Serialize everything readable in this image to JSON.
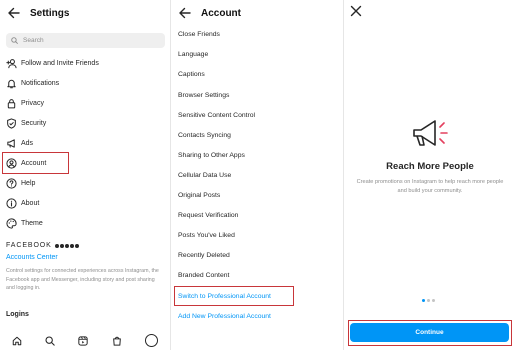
{
  "settings": {
    "title": "Settings",
    "search_placeholder": "Search",
    "items": [
      {
        "label": "Follow and Invite Friends",
        "icon": "add-person-icon"
      },
      {
        "label": "Notifications",
        "icon": "bell-icon"
      },
      {
        "label": "Privacy",
        "icon": "lock-icon"
      },
      {
        "label": "Security",
        "icon": "shield-icon"
      },
      {
        "label": "Ads",
        "icon": "megaphone-icon"
      },
      {
        "label": "Account",
        "icon": "account-circle-icon"
      },
      {
        "label": "Help",
        "icon": "help-circle-icon"
      },
      {
        "label": "About",
        "icon": "info-icon"
      },
      {
        "label": "Theme",
        "icon": "palette-icon"
      }
    ],
    "facebook_label": "FACEBOOK",
    "accounts_center": "Accounts Center",
    "accounts_center_desc": "Control settings for connected experiences across Instagram, the Facebook app and Messenger, including story and post sharing and logging in.",
    "logins": "Logins"
  },
  "account": {
    "title": "Account",
    "items": [
      "Close Friends",
      "Language",
      "Captions",
      "Browser Settings",
      "Sensitive Content Control",
      "Contacts Syncing",
      "Sharing to Other Apps",
      "Cellular Data Use",
      "Original Posts",
      "Request Verification",
      "Posts You've Liked",
      "Recently Deleted",
      "Branded Content",
      "Switch to Professional Account",
      "Add New Professional Account"
    ]
  },
  "promo": {
    "title": "Reach More People",
    "description": "Create promotions on Instagram to help reach more people and build your community.",
    "continue_label": "Continue"
  },
  "colors": {
    "accent": "#0095f6",
    "highlight": "#c8363a"
  }
}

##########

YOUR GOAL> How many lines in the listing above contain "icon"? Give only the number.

REPLY TO THE TASK> 9